Give all the lines below again, exactly, with no pictures.
*** Opening RECORDS ***
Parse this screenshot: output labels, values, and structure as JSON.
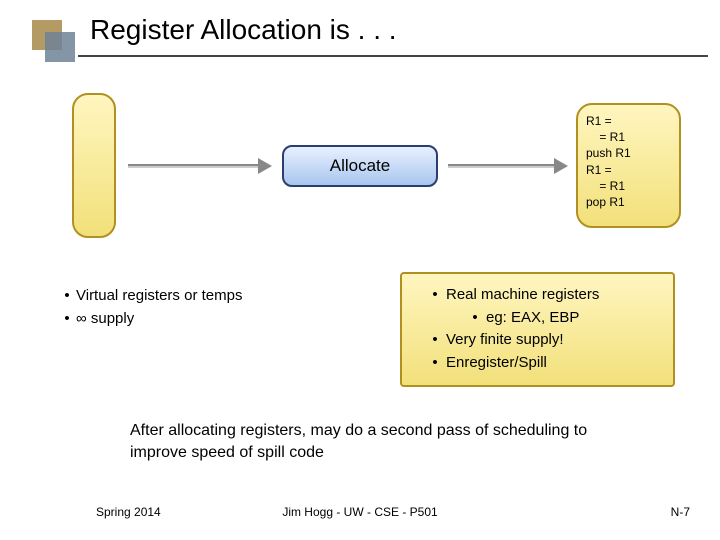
{
  "title": "Register Allocation is . . .",
  "allocateLabel": "Allocate",
  "codeBox": "R1 =\n    = R1\npush R1\nR1 =\n    = R1\npop R1",
  "leftBullets": {
    "item1": "Virtual registers or temps",
    "item2": "∞ supply"
  },
  "rightBullets": {
    "item1": "Real machine registers",
    "item1sub": "eg: EAX, EBP",
    "item2": "Very finite supply!",
    "item3": "Enregister/Spill"
  },
  "bottomNote": "After allocating registers, may do a second pass of scheduling to improve speed of spill code",
  "footer": {
    "left": "Spring 2014",
    "center": "Jim Hogg - UW - CSE - P501",
    "right": "N-7"
  }
}
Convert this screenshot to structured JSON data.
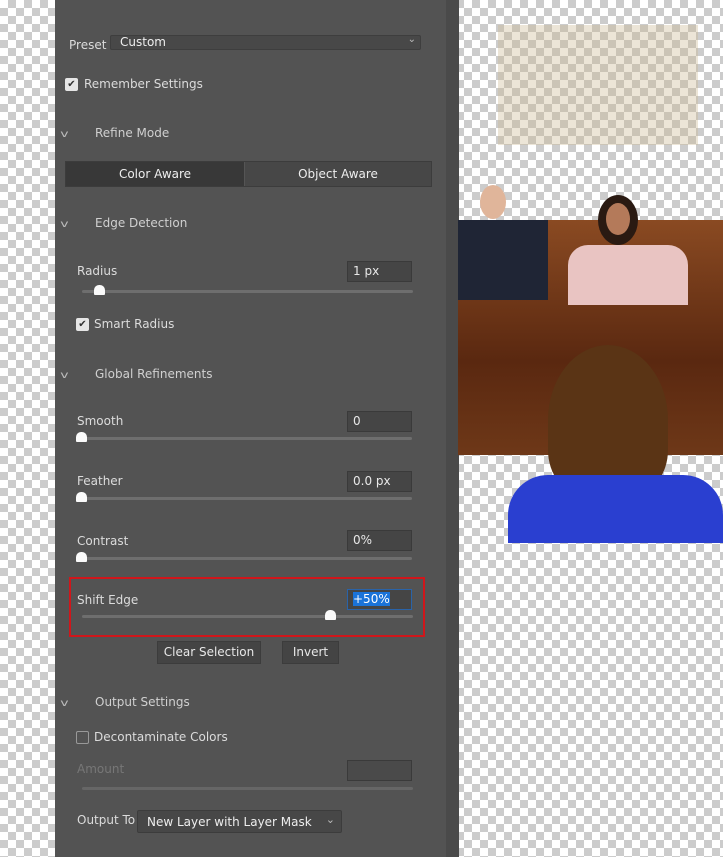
{
  "preset": {
    "label": "Preset",
    "value": "Custom"
  },
  "remember_settings": {
    "label": "Remember Settings",
    "checked": true
  },
  "refine_mode": {
    "title": "Refine Mode",
    "options": [
      "Color Aware",
      "Object Aware"
    ],
    "selected": "Color Aware"
  },
  "edge_detection": {
    "title": "Edge Detection",
    "radius_label": "Radius",
    "radius_value": "1 px",
    "radius_fraction": 0.05,
    "smart_radius_label": "Smart Radius",
    "smart_radius_checked": true
  },
  "global_refinements": {
    "title": "Global Refinements",
    "smooth": {
      "label": "Smooth",
      "value": "0",
      "fraction": 0
    },
    "feather": {
      "label": "Feather",
      "value": "0.0 px",
      "fraction": 0
    },
    "contrast": {
      "label": "Contrast",
      "value": "0%",
      "fraction": 0
    },
    "shift_edge": {
      "label": "Shift Edge",
      "value": "+50%",
      "fraction": 0.75
    }
  },
  "buttons": {
    "clear_selection": "Clear Selection",
    "invert": "Invert"
  },
  "output_settings": {
    "title": "Output Settings",
    "decontaminate_label": "Decontaminate Colors",
    "decontaminate_checked": false,
    "amount_label": "Amount",
    "output_to_label": "Output To",
    "output_to_value": "New Layer with Layer Mask"
  },
  "colors": {
    "panel": "#535353",
    "highlight": "#d0161b",
    "selection": "#1a73d9"
  }
}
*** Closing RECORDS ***
» **RESPONSE AREA**:
Parse this screenshot: output labels, values, and structure as JSON.
{
  "title": "Register Allocation is . . .",
  "allocateLabel": "Allocate",
  "codeBox": "R1 =\n    = R1\npush R1\nR1 =\n    = R1\npop R1",
  "leftBullets": {
    "item1": "Virtual registers or temps",
    "item2": "∞ supply"
  },
  "rightBullets": {
    "item1": "Real machine registers",
    "item1sub": "eg: EAX, EBP",
    "item2": "Very finite supply!",
    "item3": "Enregister/Spill"
  },
  "bottomNote": "After allocating registers, may do a second pass of scheduling to improve speed of spill code",
  "footer": {
    "left": "Spring 2014",
    "center": "Jim Hogg - UW - CSE - P501",
    "right": "N-7"
  }
}
Convert this screenshot to structured JSON data.
{
  "preset": {
    "label": "Preset",
    "value": "Custom"
  },
  "remember_settings": {
    "label": "Remember Settings",
    "checked": true
  },
  "refine_mode": {
    "title": "Refine Mode",
    "options": [
      "Color Aware",
      "Object Aware"
    ],
    "selected": "Color Aware"
  },
  "edge_detection": {
    "title": "Edge Detection",
    "radius_label": "Radius",
    "radius_value": "1 px",
    "radius_fraction": 0.05,
    "smart_radius_label": "Smart Radius",
    "smart_radius_checked": true
  },
  "global_refinements": {
    "title": "Global Refinements",
    "smooth": {
      "label": "Smooth",
      "value": "0",
      "fraction": 0
    },
    "feather": {
      "label": "Feather",
      "value": "0.0 px",
      "fraction": 0
    },
    "contrast": {
      "label": "Contrast",
      "value": "0%",
      "fraction": 0
    },
    "shift_edge": {
      "label": "Shift Edge",
      "value": "+50%",
      "fraction": 0.75
    }
  },
  "buttons": {
    "clear_selection": "Clear Selection",
    "invert": "Invert"
  },
  "output_settings": {
    "title": "Output Settings",
    "decontaminate_label": "Decontaminate Colors",
    "decontaminate_checked": false,
    "amount_label": "Amount",
    "output_to_label": "Output To",
    "output_to_value": "New Layer with Layer Mask"
  },
  "colors": {
    "panel": "#535353",
    "highlight": "#d0161b",
    "selection": "#1a73d9"
  }
}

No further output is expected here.